Could I put that in today's lingo? Those who focus only on their problems will always be miserable. But the person who choses to see their blessings will feel like there's a reason to throw a party every day.
"This is the day the Lord has made, WE WILL REJOICE and be glad in it!" Why? Because every day is a gift. God made this day the way it is, and He does all things well.
I wrote a song once called, "Happiness is a choice!" And, it is.
Usually these weekly blog entries that I write are addressing some great sadness. But today I feel like some balance is in order. I could list dozens of significant problems that we are all facing. And indeed, both Old and New Testaments admonish us to weep with the weeping and to carry the burdens of those who are weighed down with legitimate burdens.
Still, there is reason enough for us to cheer up.
I preached a funeral Saturday. Afterward the husband of the deceased (who is now a young widower) smiled at me―as he did actually several times during the service―and said that somehow he had a strange mixture of sadness and joy in his spirit. Even in the midst of unimaginable tragedy and difficulty, he could see the silver lining around the storm clouds. He was grateful for the good, even as he endured the bad. This was so refreshing and instructive to me.
I've got heartaches and hardships. You do too. We all do.
But somebody has it much worse than I do. And things could definitely be much, much worse than they are! All in all, I'm one of God's spoiled children. You want to talk about white privilege. Dude, I'm privileged on so many more levels than that. It's not even funny!
We are so blessed! I am so blessed! I have countless reasons to smile.
This reminds me of something I've read several times over the years. It's the testimony of Matthew Henry after being mugged. He wrote, "1.) I am thankful that he never robbed me before. 2), I am thankful that although he took my wallet, he did not take my life. 3) Although he took all I had, it was not much. And 4), I am glad that it was I who was robbed, not I who did the robbing." Now that is the power of positive thinking. That is seeing the world through rose tinted lenses... in a good way.

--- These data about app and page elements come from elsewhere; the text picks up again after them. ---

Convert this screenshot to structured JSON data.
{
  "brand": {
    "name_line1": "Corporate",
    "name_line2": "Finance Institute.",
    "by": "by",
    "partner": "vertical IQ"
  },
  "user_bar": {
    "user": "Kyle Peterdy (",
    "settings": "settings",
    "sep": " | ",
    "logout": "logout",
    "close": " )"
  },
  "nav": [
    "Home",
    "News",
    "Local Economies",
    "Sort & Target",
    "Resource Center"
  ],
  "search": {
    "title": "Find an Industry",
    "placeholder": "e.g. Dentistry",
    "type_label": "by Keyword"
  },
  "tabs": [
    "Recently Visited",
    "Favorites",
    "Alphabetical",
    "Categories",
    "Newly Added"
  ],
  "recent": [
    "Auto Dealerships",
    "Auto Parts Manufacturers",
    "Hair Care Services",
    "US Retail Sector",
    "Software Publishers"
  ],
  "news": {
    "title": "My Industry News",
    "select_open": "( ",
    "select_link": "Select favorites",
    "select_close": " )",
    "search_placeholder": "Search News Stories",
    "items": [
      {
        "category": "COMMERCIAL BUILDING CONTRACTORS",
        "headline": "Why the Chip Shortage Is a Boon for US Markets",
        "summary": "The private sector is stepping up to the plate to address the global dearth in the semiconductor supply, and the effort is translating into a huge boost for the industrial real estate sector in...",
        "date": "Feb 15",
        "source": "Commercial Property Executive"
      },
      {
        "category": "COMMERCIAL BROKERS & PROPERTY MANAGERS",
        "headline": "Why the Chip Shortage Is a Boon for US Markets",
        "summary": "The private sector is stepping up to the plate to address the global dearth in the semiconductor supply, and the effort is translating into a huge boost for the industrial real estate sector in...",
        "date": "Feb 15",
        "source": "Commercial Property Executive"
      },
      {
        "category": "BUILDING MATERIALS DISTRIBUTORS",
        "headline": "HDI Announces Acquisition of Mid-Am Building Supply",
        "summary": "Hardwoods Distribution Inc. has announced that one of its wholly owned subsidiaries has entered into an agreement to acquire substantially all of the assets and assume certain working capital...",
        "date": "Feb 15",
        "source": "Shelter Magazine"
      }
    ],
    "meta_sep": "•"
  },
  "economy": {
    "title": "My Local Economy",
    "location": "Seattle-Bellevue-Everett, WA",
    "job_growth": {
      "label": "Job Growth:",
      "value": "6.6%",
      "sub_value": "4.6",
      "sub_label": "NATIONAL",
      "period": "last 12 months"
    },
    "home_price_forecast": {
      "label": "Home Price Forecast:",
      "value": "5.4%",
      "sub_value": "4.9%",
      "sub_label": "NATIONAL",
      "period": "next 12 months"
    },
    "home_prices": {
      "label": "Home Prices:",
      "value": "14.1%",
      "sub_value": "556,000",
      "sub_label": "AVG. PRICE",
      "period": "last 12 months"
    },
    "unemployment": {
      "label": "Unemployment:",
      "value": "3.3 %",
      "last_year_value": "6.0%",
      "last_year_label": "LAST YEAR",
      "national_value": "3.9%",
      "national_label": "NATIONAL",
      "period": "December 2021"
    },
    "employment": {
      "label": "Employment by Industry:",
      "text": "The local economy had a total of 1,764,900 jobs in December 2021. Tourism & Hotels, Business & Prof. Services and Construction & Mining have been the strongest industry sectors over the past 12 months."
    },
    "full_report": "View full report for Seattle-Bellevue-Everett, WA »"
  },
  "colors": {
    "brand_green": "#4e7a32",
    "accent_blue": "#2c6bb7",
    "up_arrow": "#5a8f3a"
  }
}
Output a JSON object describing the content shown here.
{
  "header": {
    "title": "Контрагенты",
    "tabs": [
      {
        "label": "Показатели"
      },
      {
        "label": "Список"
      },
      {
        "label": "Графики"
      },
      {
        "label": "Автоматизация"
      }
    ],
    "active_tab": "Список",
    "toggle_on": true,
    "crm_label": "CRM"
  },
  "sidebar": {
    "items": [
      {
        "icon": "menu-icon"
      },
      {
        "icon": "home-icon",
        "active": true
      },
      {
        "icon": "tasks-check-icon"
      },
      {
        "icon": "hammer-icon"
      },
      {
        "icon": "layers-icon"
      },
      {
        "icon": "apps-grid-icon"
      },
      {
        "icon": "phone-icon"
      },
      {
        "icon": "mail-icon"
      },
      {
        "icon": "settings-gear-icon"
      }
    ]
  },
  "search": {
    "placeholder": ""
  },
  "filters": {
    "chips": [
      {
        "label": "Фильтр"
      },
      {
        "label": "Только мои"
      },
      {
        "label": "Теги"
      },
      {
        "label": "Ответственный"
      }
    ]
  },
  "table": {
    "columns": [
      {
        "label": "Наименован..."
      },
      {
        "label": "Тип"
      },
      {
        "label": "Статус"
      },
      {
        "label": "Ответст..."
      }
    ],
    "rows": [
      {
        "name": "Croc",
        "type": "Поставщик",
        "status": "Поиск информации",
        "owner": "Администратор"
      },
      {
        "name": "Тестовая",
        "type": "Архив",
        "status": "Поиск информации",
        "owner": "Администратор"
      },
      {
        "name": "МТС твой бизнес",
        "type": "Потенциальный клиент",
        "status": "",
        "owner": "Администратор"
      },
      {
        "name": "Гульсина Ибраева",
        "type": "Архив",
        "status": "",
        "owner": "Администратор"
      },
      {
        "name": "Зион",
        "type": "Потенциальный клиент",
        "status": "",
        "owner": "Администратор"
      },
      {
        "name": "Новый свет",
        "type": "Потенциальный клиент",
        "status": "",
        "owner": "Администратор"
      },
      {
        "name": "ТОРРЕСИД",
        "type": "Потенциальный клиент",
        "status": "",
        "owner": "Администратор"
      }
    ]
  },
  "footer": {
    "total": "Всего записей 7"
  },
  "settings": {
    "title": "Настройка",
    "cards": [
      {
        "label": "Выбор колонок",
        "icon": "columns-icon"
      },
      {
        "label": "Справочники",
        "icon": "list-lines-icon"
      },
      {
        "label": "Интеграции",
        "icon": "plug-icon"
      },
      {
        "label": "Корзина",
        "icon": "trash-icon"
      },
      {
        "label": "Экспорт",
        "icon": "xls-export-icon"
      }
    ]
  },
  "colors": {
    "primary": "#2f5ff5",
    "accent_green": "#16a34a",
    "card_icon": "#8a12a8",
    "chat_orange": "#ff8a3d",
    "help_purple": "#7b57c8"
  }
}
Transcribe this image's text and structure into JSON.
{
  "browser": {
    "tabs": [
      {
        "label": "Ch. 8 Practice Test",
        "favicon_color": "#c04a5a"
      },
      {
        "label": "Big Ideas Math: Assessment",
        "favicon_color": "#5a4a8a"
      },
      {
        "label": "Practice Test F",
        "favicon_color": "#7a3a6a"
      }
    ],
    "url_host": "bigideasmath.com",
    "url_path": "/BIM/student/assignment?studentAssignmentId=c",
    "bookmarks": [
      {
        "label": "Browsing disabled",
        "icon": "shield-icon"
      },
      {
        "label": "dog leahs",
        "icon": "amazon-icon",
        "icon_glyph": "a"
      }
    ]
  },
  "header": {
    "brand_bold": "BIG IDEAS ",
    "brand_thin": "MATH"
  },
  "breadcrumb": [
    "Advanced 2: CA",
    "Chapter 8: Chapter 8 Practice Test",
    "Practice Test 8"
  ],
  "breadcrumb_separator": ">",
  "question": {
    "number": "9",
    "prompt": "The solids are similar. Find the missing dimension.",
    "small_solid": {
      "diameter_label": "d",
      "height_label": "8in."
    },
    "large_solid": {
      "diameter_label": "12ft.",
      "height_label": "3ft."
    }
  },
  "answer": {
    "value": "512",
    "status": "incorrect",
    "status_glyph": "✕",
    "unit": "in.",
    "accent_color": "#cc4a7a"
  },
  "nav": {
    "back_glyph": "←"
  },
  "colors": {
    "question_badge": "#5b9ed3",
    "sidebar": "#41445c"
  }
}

Incidentally, it's not life that gives us lemons. God gives us lemons. And He always, always, ALWAYS has His reasons. We should all run to Romans 8:28 while we look for a new lemon cake recipes.
And, smile a while.
Turn that frown upside down.
Sing a silly song. Holler a happy hello. Laugh a little.
I'm not recommending that we be unrealistic. Certainly the Bible tells us in James 5:13 that if we are afflicted then we should pray. And, if we are happy then we should sing psalms. So there is certainly a proper time for each emotion. But if we are ever and always down in the dumps, depressed and discouraged―then something has got to give.
After his baby died King David took a bath, changed his clothes, put on some smell-good-stuff, went to the house of God to worship, and sat down to a hearty meal. He said that the time for fasting was over. It was time for feasting. Both were appropriate in their proper place and order.
When Jesus walked this earth he pointed out that His disciples had a good reason for their cheerful disposition. They were walking and talking with the "bridegroom" (Matthew 9:1, Mark 2:19, & Luke 5:34). And friends, so are we! If it was an honor for them to have Him walking with them, how much more so that now He walks in us?
The apostle Paul taught contentment. Whether having abundance or lack, Paul knew how to be content. And he knew why to be content.
We are at rest. We have entered into His rest. The only thing we have to wait on is the clock. Our eternal blessedness is a done deal. Our fellowship is eternal. And when we realize that, we should just smile. Knowing God and being known of Him should bring that response from us. We should smile.